A full description of the NDF and FITS formats is beyond the scope of this cookbook. The NDF (-dimensional Data Format; see SUN/33) is the native Starlink format. The FITS1 (Flexible Image Transport System) format is in widespread use in astronomy. There is a brief introduction to the FITS format in SC/5.
In both the NDF and FITS formats, and indeed other common astronomical formats, the information stored in the file includes more than just the array of values for the two-dimensional image. Various other header or auxiliary information describing and annotating the image is also included. Typical auxiliary information might include: the instrument and telescope used, the date and time of observation, details of the instrumental set up etc. In the jargon of computer science such header information is often called `metadata', though this term is rarely used in astronomy. Sometimes you may wish to examine this auxiliary information.
In GAIA (and again anticipating Part II) you can display the headers of a FITS image by clicking on the View menu (on the menu-bar along the top of the main window) and choosing the Fits Header... item (see the recipe in Section ). Some alternative ways of listing the header information for the NDF, FITS and a couple of other formats are given in Appendix B.2 of SC/6.
Data files usually contain just a single image. However, both the FITS and NDF formats allow files to contain more than one image, and occasionally you might encounter such a file. Section includes some notes on how to access a given image inside a file in this case.

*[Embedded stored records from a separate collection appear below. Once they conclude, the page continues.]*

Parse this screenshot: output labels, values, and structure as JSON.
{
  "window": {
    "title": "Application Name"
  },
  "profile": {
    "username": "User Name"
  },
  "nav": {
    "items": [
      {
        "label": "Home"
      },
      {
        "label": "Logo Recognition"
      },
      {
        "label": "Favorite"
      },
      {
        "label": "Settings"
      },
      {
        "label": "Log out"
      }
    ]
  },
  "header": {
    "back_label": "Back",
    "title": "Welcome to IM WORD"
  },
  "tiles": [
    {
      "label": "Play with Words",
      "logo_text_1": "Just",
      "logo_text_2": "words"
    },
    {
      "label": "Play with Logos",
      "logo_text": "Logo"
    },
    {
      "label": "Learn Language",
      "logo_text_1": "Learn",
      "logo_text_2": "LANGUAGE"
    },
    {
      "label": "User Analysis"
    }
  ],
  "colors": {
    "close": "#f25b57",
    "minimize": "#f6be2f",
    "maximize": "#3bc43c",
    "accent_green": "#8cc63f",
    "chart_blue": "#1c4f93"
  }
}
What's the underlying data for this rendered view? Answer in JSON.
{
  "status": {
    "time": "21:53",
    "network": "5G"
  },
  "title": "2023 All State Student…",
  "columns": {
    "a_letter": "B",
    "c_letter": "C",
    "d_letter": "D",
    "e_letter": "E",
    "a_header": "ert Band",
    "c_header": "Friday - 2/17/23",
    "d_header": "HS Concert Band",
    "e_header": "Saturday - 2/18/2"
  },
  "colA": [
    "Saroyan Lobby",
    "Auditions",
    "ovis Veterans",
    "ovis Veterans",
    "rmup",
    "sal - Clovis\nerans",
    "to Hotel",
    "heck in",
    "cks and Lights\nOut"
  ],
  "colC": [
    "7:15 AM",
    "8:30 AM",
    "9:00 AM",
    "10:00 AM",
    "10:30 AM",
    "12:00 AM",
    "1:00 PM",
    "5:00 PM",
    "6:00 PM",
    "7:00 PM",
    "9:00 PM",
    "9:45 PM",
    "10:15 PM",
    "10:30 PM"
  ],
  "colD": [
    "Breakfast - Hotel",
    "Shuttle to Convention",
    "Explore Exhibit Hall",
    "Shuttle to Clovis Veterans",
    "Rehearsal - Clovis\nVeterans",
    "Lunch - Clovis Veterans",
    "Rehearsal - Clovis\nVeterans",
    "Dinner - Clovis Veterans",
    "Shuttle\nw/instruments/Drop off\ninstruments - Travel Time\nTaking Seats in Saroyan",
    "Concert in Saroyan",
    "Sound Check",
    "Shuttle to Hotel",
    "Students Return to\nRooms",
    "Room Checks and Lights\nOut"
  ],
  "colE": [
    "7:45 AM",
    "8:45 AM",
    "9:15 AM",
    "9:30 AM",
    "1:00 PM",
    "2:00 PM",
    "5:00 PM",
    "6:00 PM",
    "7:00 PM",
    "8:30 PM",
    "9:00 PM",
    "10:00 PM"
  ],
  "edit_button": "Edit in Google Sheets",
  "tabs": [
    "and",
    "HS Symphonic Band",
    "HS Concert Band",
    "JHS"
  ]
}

The format of a data file is often indicated by specifying a `file-type'
at the end of the file-name. NDF files have file-type `.sdf'.
When accessing NDF files with GAIA the file-type may optionally be omitted.
FITS files usually have a file-type of `.fit' or `.fits'.
The GAIA Cookbook